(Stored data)
==========
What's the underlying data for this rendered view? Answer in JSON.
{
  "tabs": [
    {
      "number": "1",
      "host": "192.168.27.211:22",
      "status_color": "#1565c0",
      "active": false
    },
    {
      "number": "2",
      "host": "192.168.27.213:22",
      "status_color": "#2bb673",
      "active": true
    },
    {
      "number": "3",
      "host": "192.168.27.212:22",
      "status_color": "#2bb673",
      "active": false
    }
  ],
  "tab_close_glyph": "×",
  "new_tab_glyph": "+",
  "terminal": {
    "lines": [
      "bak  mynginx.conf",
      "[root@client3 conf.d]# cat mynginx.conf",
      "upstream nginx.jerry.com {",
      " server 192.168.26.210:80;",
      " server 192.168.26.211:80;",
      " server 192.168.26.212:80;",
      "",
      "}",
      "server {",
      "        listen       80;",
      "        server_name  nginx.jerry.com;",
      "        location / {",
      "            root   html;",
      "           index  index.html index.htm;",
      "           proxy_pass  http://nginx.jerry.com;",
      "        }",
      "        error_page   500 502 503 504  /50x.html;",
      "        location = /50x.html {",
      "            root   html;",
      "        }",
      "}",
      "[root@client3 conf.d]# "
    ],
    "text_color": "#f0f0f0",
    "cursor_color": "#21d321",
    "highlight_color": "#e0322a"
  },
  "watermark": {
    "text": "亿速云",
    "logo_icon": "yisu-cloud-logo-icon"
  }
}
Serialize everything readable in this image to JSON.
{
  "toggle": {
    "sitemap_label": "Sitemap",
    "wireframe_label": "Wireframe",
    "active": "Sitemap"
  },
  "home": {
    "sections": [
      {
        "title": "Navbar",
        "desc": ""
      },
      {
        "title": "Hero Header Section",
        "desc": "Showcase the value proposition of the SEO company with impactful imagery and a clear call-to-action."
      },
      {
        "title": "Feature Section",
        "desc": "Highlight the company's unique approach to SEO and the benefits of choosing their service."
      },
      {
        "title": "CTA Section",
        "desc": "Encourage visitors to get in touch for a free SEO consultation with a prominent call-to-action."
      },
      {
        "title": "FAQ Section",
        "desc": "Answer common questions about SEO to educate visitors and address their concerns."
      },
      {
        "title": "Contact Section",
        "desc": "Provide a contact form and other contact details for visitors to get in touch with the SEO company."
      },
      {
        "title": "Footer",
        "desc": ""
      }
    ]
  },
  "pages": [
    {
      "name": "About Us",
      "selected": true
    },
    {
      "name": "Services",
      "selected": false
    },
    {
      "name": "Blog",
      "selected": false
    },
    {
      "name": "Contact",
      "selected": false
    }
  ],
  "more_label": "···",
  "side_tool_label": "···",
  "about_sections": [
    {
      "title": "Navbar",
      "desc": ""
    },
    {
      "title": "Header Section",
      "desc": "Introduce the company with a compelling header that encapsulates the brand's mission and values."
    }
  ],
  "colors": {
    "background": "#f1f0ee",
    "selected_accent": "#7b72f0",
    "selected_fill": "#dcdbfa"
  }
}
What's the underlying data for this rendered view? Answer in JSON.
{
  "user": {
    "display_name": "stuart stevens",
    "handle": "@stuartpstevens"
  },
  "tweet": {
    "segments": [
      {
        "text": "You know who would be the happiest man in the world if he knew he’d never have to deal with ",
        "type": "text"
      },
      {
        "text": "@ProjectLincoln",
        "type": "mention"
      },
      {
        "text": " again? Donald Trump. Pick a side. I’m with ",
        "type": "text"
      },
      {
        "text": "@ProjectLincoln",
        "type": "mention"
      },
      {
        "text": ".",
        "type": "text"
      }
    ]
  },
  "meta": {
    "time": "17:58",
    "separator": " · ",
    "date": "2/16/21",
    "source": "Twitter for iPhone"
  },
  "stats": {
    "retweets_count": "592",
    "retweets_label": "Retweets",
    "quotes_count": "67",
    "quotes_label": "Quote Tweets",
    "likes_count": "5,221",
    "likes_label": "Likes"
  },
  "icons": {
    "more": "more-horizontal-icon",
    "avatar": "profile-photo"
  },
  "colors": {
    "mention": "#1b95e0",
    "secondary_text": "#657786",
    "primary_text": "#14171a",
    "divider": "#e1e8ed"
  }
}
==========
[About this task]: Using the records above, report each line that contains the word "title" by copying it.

[Solved problem]:
        "title": "Navbar",
        "title": "Hero Header Section",
        "title": "Feature Section",
        "title": "CTA Section",
        "title": "FAQ Section",
        "title": "Contact Section",
        "title": "Footer",
      "title": "Navbar",
      "title": "Header Section",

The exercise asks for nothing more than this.